Activity: Each line of the data holding "total" should be found and copied.

Material supplied:
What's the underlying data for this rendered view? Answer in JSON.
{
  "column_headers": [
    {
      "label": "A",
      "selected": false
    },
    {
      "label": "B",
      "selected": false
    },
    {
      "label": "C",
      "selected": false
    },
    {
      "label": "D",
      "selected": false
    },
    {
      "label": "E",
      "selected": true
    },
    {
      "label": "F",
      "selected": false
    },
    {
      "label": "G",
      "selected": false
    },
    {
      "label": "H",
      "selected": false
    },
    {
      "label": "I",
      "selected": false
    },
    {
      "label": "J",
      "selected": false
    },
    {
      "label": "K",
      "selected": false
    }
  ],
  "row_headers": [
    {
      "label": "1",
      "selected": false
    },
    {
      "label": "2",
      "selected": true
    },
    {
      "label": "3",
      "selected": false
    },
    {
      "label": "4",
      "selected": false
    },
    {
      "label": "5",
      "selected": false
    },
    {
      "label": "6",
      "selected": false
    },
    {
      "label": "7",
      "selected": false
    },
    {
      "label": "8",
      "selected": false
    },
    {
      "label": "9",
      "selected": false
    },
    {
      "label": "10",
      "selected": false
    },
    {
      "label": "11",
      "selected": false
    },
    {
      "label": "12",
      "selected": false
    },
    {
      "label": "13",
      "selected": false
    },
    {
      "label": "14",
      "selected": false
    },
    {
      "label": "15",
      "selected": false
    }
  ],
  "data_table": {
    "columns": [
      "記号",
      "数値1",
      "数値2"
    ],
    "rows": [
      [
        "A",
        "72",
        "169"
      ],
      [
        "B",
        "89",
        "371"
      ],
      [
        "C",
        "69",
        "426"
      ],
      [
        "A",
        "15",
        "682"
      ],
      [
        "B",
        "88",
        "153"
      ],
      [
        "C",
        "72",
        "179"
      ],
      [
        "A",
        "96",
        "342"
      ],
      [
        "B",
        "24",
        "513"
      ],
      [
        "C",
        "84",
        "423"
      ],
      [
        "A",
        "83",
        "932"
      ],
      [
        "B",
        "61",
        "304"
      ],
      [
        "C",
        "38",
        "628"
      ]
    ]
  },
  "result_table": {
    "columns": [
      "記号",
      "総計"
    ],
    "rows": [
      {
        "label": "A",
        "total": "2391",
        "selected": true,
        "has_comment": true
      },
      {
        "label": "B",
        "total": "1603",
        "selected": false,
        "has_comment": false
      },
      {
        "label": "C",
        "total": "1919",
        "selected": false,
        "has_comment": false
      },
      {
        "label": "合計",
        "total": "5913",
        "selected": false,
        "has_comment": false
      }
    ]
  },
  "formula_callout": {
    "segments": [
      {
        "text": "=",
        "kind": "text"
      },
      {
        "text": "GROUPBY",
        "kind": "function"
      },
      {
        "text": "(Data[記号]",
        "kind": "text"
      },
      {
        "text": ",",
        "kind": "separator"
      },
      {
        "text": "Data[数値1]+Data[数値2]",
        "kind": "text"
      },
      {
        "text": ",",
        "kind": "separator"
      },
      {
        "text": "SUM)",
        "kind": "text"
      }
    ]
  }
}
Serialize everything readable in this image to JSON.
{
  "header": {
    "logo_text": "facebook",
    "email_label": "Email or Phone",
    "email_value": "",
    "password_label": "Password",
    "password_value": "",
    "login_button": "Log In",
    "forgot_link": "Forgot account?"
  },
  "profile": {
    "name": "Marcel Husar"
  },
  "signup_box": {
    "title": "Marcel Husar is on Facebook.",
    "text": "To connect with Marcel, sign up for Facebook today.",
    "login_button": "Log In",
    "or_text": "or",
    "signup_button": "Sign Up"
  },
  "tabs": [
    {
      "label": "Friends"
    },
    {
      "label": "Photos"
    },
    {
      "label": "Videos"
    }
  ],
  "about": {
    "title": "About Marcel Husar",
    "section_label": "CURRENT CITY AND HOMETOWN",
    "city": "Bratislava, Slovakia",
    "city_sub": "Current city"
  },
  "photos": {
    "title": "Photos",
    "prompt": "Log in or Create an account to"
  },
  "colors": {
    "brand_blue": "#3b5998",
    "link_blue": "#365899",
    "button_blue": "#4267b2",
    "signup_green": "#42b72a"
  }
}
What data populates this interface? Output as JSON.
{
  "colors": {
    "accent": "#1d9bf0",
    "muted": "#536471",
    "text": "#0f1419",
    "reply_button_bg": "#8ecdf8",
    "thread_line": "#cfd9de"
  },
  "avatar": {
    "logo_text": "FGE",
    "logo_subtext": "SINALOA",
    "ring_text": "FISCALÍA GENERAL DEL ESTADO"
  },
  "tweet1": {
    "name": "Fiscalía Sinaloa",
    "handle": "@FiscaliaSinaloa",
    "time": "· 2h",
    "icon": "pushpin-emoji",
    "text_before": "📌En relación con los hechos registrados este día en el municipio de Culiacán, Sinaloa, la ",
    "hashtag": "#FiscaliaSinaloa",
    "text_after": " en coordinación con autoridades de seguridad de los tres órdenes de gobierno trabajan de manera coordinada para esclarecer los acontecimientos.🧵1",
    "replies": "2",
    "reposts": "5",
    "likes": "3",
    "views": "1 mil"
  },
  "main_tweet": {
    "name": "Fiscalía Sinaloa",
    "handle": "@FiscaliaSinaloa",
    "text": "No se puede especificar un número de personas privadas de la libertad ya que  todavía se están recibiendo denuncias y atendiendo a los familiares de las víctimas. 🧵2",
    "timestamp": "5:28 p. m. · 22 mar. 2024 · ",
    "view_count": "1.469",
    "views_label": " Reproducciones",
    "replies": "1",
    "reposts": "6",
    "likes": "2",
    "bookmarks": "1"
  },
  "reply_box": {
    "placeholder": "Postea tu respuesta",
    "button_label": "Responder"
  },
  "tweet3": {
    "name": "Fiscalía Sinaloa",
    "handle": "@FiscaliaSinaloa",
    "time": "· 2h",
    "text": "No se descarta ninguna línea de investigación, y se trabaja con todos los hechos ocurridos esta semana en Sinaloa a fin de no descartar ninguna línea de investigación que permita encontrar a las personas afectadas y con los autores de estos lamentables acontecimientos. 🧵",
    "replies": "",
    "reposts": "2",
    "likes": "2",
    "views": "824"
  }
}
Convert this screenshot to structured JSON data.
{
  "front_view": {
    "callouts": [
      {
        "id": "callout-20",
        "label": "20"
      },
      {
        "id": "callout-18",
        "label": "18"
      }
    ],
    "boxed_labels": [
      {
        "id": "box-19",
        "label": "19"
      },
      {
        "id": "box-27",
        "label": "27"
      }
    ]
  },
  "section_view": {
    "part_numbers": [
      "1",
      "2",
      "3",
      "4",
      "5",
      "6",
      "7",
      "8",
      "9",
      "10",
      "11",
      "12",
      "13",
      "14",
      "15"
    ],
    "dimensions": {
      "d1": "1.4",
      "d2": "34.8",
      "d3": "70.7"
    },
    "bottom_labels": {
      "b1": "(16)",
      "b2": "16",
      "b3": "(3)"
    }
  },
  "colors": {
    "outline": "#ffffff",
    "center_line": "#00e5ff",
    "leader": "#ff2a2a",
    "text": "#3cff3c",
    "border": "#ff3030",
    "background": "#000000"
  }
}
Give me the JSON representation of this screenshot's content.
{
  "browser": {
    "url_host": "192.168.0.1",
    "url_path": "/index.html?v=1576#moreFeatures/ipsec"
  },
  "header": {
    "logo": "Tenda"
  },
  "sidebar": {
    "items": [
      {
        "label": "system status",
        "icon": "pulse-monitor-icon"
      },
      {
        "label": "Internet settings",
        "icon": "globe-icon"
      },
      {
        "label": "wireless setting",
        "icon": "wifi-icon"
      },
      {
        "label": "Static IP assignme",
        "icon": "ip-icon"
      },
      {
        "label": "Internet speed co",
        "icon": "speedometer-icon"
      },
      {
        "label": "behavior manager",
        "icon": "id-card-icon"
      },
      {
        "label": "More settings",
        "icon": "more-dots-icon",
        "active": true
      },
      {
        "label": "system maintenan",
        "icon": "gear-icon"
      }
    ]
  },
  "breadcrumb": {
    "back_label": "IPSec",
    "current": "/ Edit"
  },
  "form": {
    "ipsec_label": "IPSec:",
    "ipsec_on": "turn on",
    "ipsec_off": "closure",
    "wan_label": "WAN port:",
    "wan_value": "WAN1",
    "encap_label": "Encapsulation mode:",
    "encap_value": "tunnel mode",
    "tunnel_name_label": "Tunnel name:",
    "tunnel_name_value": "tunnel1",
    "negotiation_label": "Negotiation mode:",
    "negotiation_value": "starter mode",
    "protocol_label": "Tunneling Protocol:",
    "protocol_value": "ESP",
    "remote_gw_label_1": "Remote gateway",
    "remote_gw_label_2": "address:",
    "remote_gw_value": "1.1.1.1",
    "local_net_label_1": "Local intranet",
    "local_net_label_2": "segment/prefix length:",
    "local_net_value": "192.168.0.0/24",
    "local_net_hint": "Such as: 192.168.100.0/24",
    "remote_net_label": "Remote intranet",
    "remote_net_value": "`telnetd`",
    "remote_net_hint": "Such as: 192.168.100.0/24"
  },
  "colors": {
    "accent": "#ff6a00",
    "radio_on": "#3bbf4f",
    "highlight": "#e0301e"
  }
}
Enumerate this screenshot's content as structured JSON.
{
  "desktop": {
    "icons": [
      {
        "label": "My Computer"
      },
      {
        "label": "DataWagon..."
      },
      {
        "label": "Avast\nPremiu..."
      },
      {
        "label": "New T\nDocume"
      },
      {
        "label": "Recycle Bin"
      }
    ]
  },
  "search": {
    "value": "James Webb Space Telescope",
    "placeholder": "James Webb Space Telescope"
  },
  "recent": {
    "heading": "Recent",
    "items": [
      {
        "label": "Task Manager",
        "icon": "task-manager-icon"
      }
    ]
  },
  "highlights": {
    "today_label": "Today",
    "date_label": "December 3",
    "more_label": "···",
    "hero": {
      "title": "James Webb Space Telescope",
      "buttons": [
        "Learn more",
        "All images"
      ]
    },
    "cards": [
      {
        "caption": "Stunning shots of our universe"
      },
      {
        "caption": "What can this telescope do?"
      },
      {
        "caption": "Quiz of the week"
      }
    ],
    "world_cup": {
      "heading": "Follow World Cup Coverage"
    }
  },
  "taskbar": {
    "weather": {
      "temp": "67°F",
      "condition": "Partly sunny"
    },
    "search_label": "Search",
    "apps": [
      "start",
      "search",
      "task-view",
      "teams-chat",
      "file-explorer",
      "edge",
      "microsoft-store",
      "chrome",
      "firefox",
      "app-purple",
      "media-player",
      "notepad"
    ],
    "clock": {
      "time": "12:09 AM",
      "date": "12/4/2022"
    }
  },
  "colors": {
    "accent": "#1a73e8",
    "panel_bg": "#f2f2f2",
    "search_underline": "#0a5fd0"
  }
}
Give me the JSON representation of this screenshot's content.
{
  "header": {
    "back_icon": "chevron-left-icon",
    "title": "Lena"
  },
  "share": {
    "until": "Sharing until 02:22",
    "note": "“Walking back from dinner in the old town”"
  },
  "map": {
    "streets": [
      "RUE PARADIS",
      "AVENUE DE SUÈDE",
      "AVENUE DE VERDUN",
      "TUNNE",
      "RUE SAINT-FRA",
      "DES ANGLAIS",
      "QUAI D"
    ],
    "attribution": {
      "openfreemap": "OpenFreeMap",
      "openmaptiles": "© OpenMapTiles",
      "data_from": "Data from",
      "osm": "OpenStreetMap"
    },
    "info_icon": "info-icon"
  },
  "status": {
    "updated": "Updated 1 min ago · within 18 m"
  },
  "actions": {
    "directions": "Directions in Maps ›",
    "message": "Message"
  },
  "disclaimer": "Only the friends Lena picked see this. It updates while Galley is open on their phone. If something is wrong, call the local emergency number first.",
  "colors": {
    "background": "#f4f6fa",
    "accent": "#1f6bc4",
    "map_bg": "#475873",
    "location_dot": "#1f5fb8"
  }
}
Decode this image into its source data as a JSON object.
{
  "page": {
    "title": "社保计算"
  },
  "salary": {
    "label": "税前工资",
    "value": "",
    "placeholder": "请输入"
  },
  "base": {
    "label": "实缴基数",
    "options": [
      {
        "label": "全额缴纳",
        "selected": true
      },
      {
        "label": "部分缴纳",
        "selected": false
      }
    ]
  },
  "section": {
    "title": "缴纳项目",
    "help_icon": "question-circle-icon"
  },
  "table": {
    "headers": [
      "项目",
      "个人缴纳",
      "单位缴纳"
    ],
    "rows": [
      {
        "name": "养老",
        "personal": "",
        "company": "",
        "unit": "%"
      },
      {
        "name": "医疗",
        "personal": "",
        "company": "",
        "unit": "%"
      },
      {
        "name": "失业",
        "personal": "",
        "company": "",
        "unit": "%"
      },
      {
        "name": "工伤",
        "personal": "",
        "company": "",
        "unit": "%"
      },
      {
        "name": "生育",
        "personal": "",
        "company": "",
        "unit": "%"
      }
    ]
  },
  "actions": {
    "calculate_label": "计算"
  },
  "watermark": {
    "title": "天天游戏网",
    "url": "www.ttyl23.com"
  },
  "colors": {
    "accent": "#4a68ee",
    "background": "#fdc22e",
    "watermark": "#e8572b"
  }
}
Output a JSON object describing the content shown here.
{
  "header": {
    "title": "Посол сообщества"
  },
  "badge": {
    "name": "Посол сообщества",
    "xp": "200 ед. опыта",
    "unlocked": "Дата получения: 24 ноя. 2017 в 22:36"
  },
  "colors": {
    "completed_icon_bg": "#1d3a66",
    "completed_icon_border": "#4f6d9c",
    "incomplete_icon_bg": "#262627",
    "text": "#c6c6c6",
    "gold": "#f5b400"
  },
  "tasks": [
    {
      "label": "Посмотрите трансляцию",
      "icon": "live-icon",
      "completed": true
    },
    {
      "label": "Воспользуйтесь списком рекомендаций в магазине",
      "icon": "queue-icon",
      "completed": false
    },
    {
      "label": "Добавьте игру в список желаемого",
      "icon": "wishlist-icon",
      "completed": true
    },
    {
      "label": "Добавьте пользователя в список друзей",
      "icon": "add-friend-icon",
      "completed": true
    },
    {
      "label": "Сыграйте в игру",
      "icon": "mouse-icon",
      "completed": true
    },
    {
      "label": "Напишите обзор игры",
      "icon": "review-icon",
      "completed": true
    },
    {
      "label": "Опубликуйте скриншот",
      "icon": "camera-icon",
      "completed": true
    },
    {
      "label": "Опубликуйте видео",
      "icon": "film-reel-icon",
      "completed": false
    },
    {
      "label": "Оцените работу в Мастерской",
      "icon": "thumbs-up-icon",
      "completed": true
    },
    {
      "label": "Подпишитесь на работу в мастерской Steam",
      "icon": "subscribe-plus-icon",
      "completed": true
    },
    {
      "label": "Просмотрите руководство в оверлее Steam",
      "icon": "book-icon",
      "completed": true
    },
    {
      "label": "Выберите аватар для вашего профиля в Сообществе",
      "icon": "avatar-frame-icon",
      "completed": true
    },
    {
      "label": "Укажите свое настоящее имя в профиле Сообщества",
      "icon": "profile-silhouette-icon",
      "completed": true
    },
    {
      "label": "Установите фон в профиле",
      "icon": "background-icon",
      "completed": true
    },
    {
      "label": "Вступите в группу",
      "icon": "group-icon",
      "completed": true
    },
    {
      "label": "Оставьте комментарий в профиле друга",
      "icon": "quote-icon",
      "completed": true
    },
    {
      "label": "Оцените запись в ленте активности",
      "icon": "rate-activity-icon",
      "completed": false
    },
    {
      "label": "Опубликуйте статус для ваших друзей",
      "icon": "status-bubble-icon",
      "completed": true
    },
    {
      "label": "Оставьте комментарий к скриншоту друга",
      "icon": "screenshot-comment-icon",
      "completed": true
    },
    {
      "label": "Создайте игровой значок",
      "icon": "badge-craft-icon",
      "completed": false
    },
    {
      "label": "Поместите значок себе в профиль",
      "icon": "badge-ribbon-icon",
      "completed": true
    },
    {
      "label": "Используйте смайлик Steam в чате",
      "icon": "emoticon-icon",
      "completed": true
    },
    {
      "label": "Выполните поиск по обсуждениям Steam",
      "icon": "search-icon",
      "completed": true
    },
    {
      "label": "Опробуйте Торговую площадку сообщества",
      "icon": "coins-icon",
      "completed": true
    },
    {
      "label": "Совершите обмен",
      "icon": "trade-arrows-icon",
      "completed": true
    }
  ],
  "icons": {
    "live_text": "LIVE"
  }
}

Answer section:
        "total": "2391",
        "total": "1603",
        "total": "1919",
        "total": "5913",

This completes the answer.